Protection experts hammer gender ruling
Rachael Adams reports on reaction to the European Court ruling banning the use of gender in pricing insurance
The European Court ruling to ban the use of gender in insurance policies has faced a barrage of criticism from the protection industry.
Master Adviser managing director Doug Brodie says: “If someone is going to live for 10 years and someone else is going to live for 15 years, then the person living for 15 years will need to pay less into their life insurance each year. That is not being fair or unfair to females, that is just basic maths, it is taught in primary schools.”
The key issue over the impact of the ruling is premium rises for women.
Kevin Carr Consulting managing director Kevin Carr says: “The ruling probably will not end up benefiting women in terms of protection.”
Women currently get lower premiums for life insurance than men because of longevity figures but women’s premiums will rise by an estimated 10-20 per cent, according to the ABI.
But while women’s life costs will rise to the same level as men’s, their income protection costs will fall. Women are more likely to claim on an IP policy, so currently pay higher premiums than men.
After the ruling takes effect on December 2012, this will no longer be a factor but does this mean that what women lose in life insurance discounts they gain in income protection reductions?
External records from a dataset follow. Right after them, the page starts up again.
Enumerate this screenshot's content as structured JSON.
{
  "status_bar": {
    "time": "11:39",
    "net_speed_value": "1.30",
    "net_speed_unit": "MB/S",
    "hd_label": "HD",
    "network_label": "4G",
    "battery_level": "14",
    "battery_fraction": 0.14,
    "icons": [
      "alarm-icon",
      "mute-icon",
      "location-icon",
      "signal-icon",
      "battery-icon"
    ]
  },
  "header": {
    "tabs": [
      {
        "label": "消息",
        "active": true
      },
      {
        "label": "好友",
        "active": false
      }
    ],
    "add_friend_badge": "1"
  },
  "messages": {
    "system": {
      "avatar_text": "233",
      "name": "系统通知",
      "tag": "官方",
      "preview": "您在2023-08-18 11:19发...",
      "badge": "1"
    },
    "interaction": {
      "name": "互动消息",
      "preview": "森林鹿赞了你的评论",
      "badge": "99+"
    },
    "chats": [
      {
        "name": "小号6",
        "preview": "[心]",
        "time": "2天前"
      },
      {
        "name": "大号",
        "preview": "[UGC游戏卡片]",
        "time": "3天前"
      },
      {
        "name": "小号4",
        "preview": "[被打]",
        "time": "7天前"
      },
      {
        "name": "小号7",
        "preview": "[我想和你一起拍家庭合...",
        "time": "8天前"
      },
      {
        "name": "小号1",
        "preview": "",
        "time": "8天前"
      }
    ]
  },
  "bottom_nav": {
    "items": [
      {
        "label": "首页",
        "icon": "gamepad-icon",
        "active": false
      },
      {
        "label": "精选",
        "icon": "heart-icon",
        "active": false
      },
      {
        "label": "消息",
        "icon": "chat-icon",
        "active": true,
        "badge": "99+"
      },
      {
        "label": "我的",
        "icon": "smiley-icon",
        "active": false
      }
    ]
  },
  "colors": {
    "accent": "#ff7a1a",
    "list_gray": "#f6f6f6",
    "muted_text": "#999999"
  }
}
Not exactly, says Carr. “I do not think the rates will meet in the middle,” he says. “IP will not equate the loss on life cover for two reasons. First, the sales of life cover grossly outweigh the sales of IP, with 10 times more life policies being sold across the UK each year.
“Second, in life insurance the price differential is between male and female, whereas in IP it can vary. Occupation makes a bigger impact on IP premiums than sex, so it is sometimes dearer for men and sometimes dearer for women. This means there will not be anyone who definitely benefits from the European Court ruling in terms of IP and the loss of life cover will affect women more, without a doubt.”
But Brodie disagrees, not because he thinks any gains made in IP will balance out life insurance losses, but because he believes the industry is overreacting.
He says: “I do not think the rate increases in life cover for women are going to be as bad as people think. I cannot conceive that the worst-case scenario being interpreted at the moment will be enacted.
“I think all that is going to happen is the ruling is going to rattle insurers’ cages and they will go away and look at the books and say, maybe we can make these small adjustments. I don’t think Joe Consumer will see any difference in rates and women certainly will not be worse off.”
Carr says: “It is one thing saying, I am a man and she is a woman and we should pay the same for life insurance but the European Court has to realise that regulation must apply across an industry, and that is still up in the air.”
Brodie feels that further clarification is needed before the industry can decide on a course of action.
Either way, the main routes available to life providers - pulling out of the market temporarily or automatically defaulting rates to create standardised premiums - do not look like they will benefit either men or women.
Carr says: “I wonder if those two chaps from Brussels have ever regretted this can of worms they have opened.”